▶ **EXERCISE**
Look below and pull out each line with the word "JSON".

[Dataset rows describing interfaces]
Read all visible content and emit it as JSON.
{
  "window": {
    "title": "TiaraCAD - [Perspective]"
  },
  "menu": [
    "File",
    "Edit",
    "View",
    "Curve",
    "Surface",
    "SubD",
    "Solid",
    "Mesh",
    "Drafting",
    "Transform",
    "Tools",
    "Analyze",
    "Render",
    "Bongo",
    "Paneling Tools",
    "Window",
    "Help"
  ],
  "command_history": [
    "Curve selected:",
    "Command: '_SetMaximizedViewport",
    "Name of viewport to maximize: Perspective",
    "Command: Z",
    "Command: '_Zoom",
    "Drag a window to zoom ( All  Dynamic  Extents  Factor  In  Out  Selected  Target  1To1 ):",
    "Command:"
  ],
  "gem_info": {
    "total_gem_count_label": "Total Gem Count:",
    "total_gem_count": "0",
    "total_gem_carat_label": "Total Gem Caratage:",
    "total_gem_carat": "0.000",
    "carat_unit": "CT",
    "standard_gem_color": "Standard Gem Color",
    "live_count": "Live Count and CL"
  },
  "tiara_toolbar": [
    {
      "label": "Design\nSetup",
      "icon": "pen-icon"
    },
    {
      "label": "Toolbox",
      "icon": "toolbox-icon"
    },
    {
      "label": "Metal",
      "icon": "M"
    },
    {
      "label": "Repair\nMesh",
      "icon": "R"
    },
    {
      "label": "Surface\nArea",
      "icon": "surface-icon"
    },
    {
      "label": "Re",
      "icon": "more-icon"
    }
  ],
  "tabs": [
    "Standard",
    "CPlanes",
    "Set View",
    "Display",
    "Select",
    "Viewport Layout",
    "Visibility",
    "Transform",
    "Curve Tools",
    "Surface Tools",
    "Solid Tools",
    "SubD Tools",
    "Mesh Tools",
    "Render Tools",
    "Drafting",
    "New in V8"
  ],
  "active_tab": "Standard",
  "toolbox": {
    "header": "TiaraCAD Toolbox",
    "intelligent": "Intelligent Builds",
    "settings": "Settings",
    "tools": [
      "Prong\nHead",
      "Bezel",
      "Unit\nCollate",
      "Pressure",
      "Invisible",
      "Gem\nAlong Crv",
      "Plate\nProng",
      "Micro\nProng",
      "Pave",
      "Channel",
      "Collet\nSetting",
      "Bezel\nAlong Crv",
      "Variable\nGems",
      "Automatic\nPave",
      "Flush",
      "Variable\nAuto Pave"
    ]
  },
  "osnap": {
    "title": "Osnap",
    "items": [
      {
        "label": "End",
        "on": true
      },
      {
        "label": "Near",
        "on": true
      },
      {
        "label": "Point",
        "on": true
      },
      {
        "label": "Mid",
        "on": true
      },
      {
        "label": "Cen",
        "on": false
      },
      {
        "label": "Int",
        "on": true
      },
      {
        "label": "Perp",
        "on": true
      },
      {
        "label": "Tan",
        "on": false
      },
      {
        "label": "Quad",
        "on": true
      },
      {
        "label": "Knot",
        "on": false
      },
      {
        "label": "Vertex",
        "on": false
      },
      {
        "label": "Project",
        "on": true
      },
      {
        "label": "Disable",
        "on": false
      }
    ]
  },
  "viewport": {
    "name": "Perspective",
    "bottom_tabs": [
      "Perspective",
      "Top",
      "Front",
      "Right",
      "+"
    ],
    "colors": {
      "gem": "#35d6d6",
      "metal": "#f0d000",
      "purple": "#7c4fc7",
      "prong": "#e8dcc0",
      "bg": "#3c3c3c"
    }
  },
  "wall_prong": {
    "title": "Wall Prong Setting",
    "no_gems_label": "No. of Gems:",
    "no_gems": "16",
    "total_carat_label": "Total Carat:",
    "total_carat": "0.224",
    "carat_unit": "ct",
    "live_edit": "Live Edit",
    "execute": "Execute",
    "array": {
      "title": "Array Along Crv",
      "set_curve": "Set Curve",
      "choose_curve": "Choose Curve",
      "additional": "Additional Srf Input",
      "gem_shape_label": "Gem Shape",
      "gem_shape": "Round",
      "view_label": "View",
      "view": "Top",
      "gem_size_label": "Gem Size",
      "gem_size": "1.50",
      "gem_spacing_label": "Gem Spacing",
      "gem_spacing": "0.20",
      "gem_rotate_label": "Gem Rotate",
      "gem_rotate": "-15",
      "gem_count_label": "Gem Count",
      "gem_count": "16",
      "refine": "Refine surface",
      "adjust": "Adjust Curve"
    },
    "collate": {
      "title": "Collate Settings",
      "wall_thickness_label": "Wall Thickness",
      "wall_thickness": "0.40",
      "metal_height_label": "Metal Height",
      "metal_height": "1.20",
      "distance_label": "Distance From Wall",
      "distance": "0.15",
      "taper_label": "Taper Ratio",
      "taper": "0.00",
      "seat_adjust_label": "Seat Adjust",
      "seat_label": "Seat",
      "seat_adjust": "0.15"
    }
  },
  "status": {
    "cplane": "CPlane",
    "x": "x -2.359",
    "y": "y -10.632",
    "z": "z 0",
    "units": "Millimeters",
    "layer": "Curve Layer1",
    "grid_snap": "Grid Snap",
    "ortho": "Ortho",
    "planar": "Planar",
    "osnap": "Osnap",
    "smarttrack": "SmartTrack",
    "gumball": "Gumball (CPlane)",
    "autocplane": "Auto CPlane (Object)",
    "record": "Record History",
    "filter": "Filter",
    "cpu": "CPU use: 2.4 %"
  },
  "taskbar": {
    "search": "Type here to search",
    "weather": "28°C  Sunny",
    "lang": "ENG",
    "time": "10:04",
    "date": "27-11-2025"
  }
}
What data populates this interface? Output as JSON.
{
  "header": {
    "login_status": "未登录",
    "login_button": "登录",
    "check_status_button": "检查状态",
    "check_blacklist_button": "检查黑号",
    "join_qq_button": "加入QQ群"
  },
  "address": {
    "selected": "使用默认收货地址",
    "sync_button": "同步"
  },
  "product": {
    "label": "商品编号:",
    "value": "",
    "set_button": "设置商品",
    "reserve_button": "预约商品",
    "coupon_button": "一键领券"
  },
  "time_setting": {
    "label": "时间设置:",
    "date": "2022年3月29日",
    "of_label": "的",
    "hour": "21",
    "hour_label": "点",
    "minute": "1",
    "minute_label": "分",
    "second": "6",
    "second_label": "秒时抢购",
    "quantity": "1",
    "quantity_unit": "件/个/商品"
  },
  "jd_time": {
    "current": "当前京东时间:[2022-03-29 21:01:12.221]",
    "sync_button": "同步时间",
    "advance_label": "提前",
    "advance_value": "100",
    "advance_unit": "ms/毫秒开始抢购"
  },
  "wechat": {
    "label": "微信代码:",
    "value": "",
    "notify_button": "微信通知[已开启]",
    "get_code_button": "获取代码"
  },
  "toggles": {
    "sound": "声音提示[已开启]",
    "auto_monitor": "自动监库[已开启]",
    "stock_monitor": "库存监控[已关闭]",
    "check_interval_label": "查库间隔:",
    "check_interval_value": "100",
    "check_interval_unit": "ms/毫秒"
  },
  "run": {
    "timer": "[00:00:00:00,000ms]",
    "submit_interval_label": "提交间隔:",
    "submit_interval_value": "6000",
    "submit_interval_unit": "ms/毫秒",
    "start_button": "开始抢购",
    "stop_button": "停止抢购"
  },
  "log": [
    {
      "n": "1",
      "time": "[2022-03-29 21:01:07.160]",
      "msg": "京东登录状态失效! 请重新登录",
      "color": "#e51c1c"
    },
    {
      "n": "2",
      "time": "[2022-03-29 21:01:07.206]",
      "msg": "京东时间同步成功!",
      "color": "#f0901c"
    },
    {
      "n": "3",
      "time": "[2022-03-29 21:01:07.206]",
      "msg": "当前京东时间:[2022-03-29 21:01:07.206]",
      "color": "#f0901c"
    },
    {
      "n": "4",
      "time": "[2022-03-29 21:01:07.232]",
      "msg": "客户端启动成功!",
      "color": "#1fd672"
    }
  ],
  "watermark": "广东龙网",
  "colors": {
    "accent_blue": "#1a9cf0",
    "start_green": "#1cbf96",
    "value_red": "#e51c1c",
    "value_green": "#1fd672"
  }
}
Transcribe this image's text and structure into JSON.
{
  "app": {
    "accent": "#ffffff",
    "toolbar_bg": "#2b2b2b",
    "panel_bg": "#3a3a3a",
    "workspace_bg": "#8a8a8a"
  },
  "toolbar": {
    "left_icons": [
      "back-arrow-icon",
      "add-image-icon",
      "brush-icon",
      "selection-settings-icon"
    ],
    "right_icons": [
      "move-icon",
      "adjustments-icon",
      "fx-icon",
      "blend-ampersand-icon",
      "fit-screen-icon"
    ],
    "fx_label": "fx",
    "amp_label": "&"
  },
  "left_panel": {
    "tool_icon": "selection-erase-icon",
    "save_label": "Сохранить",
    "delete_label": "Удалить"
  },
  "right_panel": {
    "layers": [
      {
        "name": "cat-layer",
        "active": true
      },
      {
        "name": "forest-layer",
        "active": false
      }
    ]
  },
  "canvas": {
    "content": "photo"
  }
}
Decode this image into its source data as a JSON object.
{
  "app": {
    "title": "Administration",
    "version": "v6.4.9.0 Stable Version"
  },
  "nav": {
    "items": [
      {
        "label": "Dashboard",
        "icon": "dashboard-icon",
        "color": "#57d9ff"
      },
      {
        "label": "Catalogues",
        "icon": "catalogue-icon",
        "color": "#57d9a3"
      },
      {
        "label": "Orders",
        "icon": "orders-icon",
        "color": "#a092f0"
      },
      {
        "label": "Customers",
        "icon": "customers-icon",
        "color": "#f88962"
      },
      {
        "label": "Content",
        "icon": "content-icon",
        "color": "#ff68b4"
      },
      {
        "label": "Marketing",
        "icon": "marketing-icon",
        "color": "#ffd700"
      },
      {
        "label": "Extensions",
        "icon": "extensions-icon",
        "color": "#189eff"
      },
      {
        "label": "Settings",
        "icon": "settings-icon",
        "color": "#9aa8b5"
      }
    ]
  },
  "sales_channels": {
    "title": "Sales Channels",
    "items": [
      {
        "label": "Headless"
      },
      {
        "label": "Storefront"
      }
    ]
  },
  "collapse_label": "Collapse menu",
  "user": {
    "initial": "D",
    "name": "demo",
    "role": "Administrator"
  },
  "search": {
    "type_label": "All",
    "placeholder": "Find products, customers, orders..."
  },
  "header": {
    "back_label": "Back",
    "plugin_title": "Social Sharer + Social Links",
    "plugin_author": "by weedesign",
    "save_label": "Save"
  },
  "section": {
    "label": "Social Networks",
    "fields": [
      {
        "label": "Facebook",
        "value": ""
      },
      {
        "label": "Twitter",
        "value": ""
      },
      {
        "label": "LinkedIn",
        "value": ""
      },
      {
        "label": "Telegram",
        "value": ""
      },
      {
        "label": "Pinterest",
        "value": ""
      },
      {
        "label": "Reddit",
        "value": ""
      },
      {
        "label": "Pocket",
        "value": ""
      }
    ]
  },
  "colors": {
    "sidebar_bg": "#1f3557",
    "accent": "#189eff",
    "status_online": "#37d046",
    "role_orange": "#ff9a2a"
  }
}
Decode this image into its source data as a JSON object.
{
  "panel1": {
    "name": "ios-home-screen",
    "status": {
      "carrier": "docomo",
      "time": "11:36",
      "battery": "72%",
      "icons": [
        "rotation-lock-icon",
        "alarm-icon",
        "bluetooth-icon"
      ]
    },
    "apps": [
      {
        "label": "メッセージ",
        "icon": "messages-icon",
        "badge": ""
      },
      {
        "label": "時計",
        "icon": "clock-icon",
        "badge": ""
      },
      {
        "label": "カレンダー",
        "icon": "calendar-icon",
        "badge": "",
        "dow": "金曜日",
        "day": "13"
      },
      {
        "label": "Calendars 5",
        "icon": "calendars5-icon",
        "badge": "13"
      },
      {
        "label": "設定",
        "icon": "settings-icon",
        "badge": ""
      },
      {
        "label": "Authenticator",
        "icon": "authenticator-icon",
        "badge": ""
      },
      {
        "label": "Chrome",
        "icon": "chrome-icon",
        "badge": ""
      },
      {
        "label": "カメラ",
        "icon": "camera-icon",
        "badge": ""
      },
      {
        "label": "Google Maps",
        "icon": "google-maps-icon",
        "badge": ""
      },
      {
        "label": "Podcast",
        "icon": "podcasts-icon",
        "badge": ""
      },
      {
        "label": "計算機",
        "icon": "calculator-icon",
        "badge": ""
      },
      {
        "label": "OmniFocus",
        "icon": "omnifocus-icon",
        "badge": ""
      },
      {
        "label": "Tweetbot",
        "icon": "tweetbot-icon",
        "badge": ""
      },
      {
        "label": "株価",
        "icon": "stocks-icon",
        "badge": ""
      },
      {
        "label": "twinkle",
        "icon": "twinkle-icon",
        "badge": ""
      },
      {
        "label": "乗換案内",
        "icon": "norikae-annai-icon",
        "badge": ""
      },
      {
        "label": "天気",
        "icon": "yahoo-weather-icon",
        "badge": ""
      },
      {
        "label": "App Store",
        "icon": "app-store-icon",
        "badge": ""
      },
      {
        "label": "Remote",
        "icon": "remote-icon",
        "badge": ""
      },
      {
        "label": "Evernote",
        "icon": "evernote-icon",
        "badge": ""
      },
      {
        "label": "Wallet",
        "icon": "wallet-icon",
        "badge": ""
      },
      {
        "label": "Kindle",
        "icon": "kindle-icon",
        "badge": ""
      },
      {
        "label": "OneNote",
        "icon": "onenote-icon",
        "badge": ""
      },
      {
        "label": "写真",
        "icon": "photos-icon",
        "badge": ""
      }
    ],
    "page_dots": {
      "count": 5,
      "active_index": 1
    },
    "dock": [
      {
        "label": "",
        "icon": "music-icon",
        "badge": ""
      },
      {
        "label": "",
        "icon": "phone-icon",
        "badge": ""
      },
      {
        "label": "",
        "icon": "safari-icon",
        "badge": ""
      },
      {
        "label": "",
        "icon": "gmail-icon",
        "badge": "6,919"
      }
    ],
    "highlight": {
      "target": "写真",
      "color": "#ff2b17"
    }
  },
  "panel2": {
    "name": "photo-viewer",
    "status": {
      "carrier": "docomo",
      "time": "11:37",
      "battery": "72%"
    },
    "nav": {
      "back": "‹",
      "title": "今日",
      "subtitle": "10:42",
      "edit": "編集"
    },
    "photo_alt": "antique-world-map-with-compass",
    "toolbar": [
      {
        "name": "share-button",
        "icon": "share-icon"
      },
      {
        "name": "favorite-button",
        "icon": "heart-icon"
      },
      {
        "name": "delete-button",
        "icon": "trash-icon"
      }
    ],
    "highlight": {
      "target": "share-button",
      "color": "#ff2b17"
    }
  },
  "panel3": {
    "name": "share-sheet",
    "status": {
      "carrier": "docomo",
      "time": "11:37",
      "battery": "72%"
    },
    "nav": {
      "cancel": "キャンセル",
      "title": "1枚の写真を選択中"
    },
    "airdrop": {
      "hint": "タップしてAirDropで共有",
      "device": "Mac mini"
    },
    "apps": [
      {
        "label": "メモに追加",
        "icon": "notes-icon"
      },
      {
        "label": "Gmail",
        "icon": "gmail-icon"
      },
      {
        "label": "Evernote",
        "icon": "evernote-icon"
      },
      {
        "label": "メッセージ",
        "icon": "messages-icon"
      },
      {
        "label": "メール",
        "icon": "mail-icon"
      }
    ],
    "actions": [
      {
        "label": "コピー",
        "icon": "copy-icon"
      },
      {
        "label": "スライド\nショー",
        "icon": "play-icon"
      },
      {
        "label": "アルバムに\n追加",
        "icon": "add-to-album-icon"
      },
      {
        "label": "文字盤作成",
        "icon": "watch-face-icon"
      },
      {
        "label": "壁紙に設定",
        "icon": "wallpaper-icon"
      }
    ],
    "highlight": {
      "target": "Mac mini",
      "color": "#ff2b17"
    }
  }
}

▶ **THE ANSWER**
Read all visible content and emit it as JSON.
What data populates this interface? Output as JSON.
Transcribe this image's text and structure into JSON.
Decode this image into its source data as a JSON object.
Decode this image into its source data as a JSON object.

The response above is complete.